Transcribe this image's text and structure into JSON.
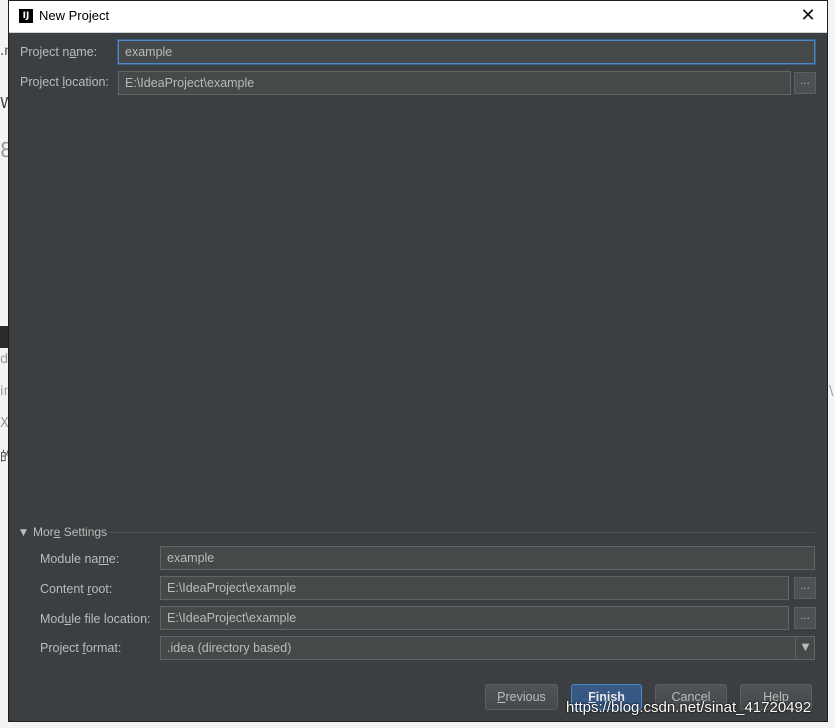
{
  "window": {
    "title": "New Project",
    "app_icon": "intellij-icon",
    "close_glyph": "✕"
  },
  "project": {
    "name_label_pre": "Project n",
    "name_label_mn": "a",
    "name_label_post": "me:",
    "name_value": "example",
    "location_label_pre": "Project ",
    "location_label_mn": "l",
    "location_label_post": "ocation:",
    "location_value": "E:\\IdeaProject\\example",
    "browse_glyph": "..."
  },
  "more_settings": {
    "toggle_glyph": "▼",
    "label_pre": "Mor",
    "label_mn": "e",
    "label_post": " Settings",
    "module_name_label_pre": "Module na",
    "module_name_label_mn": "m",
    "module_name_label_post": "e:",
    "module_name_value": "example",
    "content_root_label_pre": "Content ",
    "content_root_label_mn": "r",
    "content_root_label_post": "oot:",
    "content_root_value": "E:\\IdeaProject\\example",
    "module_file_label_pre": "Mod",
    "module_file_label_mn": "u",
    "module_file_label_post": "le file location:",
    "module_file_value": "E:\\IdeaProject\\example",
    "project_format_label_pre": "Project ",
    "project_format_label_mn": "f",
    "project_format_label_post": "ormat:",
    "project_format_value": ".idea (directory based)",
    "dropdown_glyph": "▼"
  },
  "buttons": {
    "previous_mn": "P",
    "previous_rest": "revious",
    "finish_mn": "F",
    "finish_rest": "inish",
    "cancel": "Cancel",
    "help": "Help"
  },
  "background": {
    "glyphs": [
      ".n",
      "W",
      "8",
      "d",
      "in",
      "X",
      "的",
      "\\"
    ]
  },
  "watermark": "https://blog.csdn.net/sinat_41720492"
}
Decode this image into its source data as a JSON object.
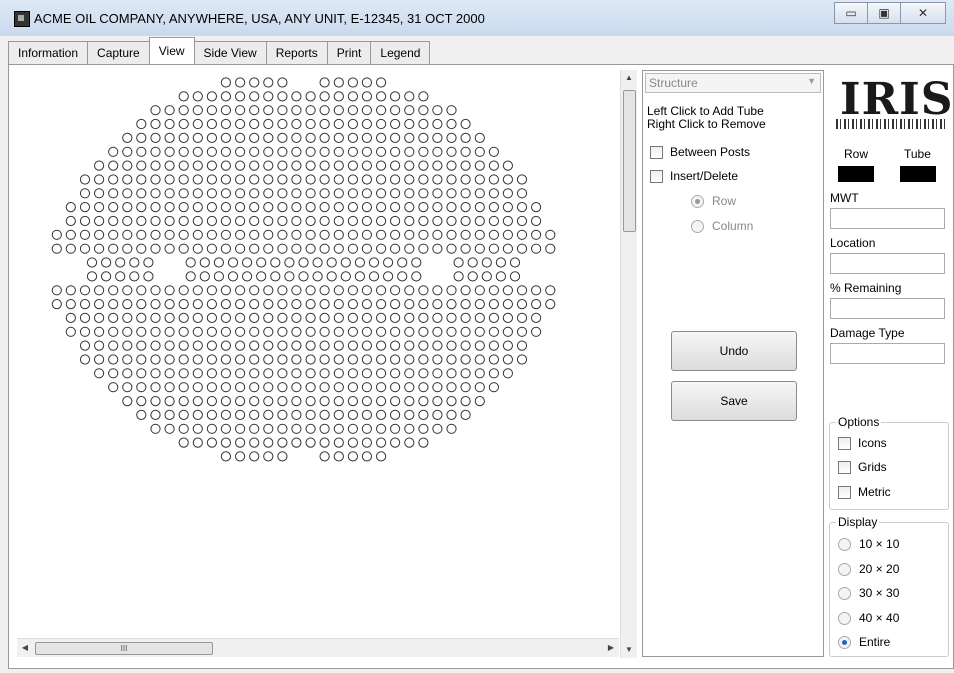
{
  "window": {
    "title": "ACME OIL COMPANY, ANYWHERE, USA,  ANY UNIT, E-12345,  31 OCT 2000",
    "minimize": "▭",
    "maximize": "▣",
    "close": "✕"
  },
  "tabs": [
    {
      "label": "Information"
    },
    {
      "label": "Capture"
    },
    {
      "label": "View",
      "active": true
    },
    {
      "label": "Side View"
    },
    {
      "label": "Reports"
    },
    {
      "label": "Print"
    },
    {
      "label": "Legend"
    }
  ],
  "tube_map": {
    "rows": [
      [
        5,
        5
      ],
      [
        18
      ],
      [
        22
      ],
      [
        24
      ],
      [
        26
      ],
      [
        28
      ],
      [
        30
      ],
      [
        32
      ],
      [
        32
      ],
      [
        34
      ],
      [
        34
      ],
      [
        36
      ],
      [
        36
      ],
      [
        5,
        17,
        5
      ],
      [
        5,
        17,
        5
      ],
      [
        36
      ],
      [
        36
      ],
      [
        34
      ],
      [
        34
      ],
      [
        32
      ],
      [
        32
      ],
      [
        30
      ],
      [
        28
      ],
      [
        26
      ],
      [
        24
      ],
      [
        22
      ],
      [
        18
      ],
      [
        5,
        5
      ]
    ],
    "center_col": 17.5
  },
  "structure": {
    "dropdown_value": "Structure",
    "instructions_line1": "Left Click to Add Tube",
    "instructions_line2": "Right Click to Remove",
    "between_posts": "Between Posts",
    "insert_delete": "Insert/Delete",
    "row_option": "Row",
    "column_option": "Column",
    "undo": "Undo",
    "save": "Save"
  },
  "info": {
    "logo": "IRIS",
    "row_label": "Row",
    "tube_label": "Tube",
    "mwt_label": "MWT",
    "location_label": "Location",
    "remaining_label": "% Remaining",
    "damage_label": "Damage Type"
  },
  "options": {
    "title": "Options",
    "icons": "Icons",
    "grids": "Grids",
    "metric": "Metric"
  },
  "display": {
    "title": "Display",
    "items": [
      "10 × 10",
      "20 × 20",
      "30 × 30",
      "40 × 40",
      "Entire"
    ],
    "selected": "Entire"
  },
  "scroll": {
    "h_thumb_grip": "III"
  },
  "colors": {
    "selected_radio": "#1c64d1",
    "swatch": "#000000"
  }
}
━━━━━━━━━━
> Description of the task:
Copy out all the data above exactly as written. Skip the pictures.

> Solved problem:
Transcribe this image's text and structure into JSON.
{
  "window": {
    "title": "New Project",
    "app_icon": "intellij-icon",
    "close_glyph": "✕"
  },
  "project": {
    "name_label_pre": "Project n",
    "name_label_mn": "a",
    "name_label_post": "me:",
    "name_value": "example",
    "location_label_pre": "Project ",
    "location_label_mn": "l",
    "location_label_post": "ocation:",
    "location_value": "E:\\IdeaProject\\example",
    "browse_glyph": "..."
  },
  "more_settings": {
    "toggle_glyph": "▼",
    "label_pre": "Mor",
    "label_mn": "e",
    "label_post": " Settings",
    "module_name_label_pre": "Module na",
    "module_name_label_mn": "m",
    "module_name_label_post": "e:",
    "module_name_value": "example",
    "content_root_label_pre": "Content ",
    "content_root_label_mn": "r",
    "content_root_label_post": "oot:",
    "content_root_value": "E:\\IdeaProject\\example",
    "module_file_label_pre": "Mod",
    "module_file_label_mn": "u",
    "module_file_label_post": "le file location:",
    "module_file_value": "E:\\IdeaProject\\example",
    "project_format_label_pre": "Project ",
    "project_format_label_mn": "f",
    "project_format_label_post": "ormat:",
    "project_format_value": ".idea (directory based)",
    "dropdown_glyph": "▼"
  },
  "buttons": {
    "previous_mn": "P",
    "previous_rest": "revious",
    "finish_mn": "F",
    "finish_rest": "inish",
    "cancel": "Cancel",
    "help": "Help"
  },
  "background": {
    "glyphs": [
      ".n",
      "W",
      "8",
      "d",
      "in",
      "X",
      "的",
      "\\"
    ]
  },
  "watermark": "https://blog.csdn.net/sinat_41720492"
}
Decode this image into its source data as a JSON object.
{
  "window": {
    "title": "ACME OIL COMPANY, ANYWHERE, USA,  ANY UNIT, E-12345,  31 OCT 2000",
    "minimize": "▭",
    "maximize": "▣",
    "close": "✕"
  },
  "tabs": [
    {
      "label": "Information"
    },
    {
      "label": "Capture"
    },
    {
      "label": "View",
      "active": true
    },
    {
      "label": "Side View"
    },
    {
      "label": "Reports"
    },
    {
      "label": "Print"
    },
    {
      "label": "Legend"
    }
  ],
  "tube_map": {
    "rows": [
      [
        5,
        5
      ],
      [
        18
      ],
      [
        22
      ],
      [
        24
      ],
      [
        26
      ],
      [
        28
      ],
      [
        30
      ],
      [
        32
      ],
      [
        32
      ],
      [
        34
      ],
      [
        34
      ],
      [
        36
      ],
      [
        36
      ],
      [
        5,
        17,
        5
      ],
      [
        5,
        17,
        5
      ],
      [
        36
      ],
      [
        36
      ],
      [
        34
      ],
      [
        34
      ],
      [
        32
      ],
      [
        32
      ],
      [
        30
      ],
      [
        28
      ],
      [
        26
      ],
      [
        24
      ],
      [
        22
      ],
      [
        18
      ],
      [
        5,
        5
      ]
    ],
    "center_col": 17.5
  },
  "structure": {
    "dropdown_value": "Structure",
    "instructions_line1": "Left Click to Add Tube",
    "instructions_line2": "Right Click to Remove",
    "between_posts": "Between Posts",
    "insert_delete": "Insert/Delete",
    "row_option": "Row",
    "column_option": "Column",
    "undo": "Undo",
    "save": "Save"
  },
  "info": {
    "logo": "IRIS",
    "row_label": "Row",
    "tube_label": "Tube",
    "mwt_label": "MWT",
    "location_label": "Location",
    "remaining_label": "% Remaining",
    "damage_label": "Damage Type"
  },
  "options": {
    "title": "Options",
    "icons": "Icons",
    "grids": "Grids",
    "metric": "Metric"
  },
  "display": {
    "title": "Display",
    "items": [
      "10 × 10",
      "20 × 20",
      "30 × 30",
      "40 × 40",
      "Entire"
    ],
    "selected": "Entire"
  },
  "scroll": {
    "h_thumb_grip": "III"
  },
  "colors": {
    "selected_radio": "#1c64d1",
    "swatch": "#000000"
  }
}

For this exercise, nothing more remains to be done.